### PROBLEM
Set the data down exactly as it stands, and keep its pictures out.

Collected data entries

┏━━

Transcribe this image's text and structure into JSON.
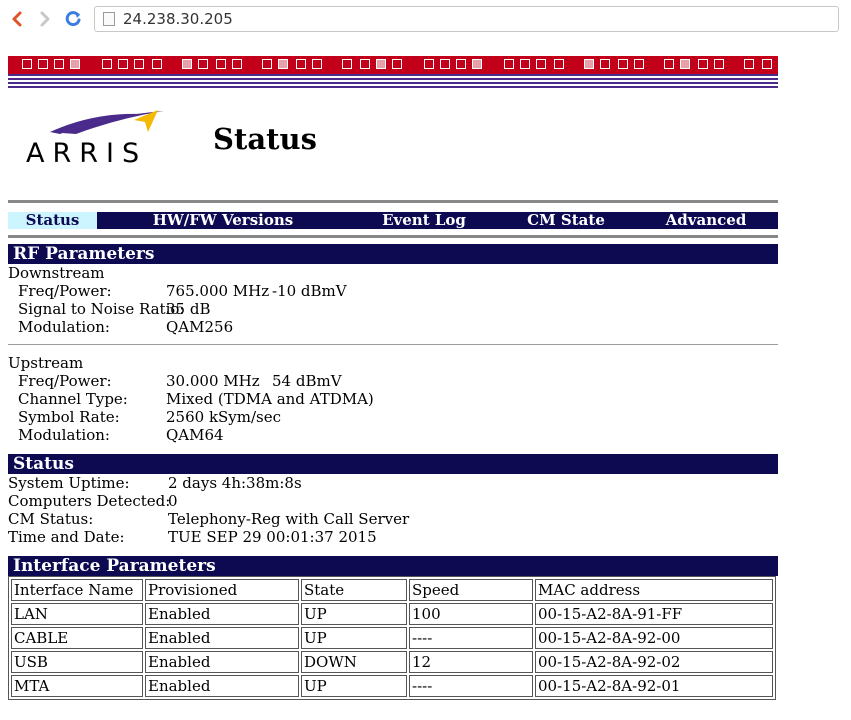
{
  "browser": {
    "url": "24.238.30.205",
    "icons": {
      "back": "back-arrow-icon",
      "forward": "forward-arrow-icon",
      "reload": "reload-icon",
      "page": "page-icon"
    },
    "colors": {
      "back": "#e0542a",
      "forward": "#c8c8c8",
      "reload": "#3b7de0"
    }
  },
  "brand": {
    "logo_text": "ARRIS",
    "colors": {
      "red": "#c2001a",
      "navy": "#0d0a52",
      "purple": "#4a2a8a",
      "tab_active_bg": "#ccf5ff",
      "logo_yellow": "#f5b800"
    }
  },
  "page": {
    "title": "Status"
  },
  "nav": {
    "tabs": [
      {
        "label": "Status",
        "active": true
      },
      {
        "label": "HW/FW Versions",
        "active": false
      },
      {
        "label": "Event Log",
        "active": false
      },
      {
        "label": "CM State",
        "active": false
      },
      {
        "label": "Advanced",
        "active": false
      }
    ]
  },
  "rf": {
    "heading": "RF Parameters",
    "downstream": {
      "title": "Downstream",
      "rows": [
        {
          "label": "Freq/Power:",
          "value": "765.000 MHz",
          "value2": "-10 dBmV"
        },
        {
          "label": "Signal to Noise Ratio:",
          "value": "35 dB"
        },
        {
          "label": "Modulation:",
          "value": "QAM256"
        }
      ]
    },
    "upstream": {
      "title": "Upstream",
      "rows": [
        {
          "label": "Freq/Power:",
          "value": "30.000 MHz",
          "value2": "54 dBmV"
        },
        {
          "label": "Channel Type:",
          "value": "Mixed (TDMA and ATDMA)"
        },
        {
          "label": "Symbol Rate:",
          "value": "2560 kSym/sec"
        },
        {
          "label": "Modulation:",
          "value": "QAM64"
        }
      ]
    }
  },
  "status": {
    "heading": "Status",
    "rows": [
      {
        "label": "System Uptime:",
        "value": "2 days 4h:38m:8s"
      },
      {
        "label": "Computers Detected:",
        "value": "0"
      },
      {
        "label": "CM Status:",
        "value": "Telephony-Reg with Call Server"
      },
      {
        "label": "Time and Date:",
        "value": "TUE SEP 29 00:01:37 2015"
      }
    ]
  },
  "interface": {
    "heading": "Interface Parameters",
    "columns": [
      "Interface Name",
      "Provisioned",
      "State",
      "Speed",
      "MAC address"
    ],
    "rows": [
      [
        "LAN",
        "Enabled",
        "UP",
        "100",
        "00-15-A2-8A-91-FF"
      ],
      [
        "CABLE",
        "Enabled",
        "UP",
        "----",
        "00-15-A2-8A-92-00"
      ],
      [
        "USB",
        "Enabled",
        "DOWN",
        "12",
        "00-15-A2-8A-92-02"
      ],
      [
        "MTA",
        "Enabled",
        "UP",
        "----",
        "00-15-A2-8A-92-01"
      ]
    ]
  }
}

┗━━

### SOLVED PROBLEM
Transcribe this image's text and structure into JSON.
{
  "browser": {
    "url": "24.238.30.205",
    "icons": {
      "back": "back-arrow-icon",
      "forward": "forward-arrow-icon",
      "reload": "reload-icon",
      "page": "page-icon"
    },
    "colors": {
      "back": "#e0542a",
      "forward": "#c8c8c8",
      "reload": "#3b7de0"
    }
  },
  "brand": {
    "logo_text": "ARRIS",
    "colors": {
      "red": "#c2001a",
      "navy": "#0d0a52",
      "purple": "#4a2a8a",
      "tab_active_bg": "#ccf5ff",
      "logo_yellow": "#f5b800"
    }
  },
  "page": {
    "title": "Status"
  },
  "nav": {
    "tabs": [
      {
        "label": "Status",
        "active": true
      },
      {
        "label": "HW/FW Versions",
        "active": false
      },
      {
        "label": "Event Log",
        "active": false
      },
      {
        "label": "CM State",
        "active": false
      },
      {
        "label": "Advanced",
        "active": false
      }
    ]
  },
  "rf": {
    "heading": "RF Parameters",
    "downstream": {
      "title": "Downstream",
      "rows": [
        {
          "label": "Freq/Power:",
          "value": "765.000 MHz",
          "value2": "-10 dBmV"
        },
        {
          "label": "Signal to Noise Ratio:",
          "value": "35 dB"
        },
        {
          "label": "Modulation:",
          "value": "QAM256"
        }
      ]
    },
    "upstream": {
      "title": "Upstream",
      "rows": [
        {
          "label": "Freq/Power:",
          "value": "30.000 MHz",
          "value2": "54 dBmV"
        },
        {
          "label": "Channel Type:",
          "value": "Mixed (TDMA and ATDMA)"
        },
        {
          "label": "Symbol Rate:",
          "value": "2560 kSym/sec"
        },
        {
          "label": "Modulation:",
          "value": "QAM64"
        }
      ]
    }
  },
  "status": {
    "heading": "Status",
    "rows": [
      {
        "label": "System Uptime:",
        "value": "2 days 4h:38m:8s"
      },
      {
        "label": "Computers Detected:",
        "value": "0"
      },
      {
        "label": "CM Status:",
        "value": "Telephony-Reg with Call Server"
      },
      {
        "label": "Time and Date:",
        "value": "TUE SEP 29 00:01:37 2015"
      }
    ]
  },
  "interface": {
    "heading": "Interface Parameters",
    "columns": [
      "Interface Name",
      "Provisioned",
      "State",
      "Speed",
      "MAC address"
    ],
    "rows": [
      [
        "LAN",
        "Enabled",
        "UP",
        "100",
        "00-15-A2-8A-91-FF"
      ],
      [
        "CABLE",
        "Enabled",
        "UP",
        "----",
        "00-15-A2-8A-92-00"
      ],
      [
        "USB",
        "Enabled",
        "DOWN",
        "12",
        "00-15-A2-8A-92-02"
      ],
      [
        "MTA",
        "Enabled",
        "UP",
        "----",
        "00-15-A2-8A-92-01"
      ]
    ]
  }
}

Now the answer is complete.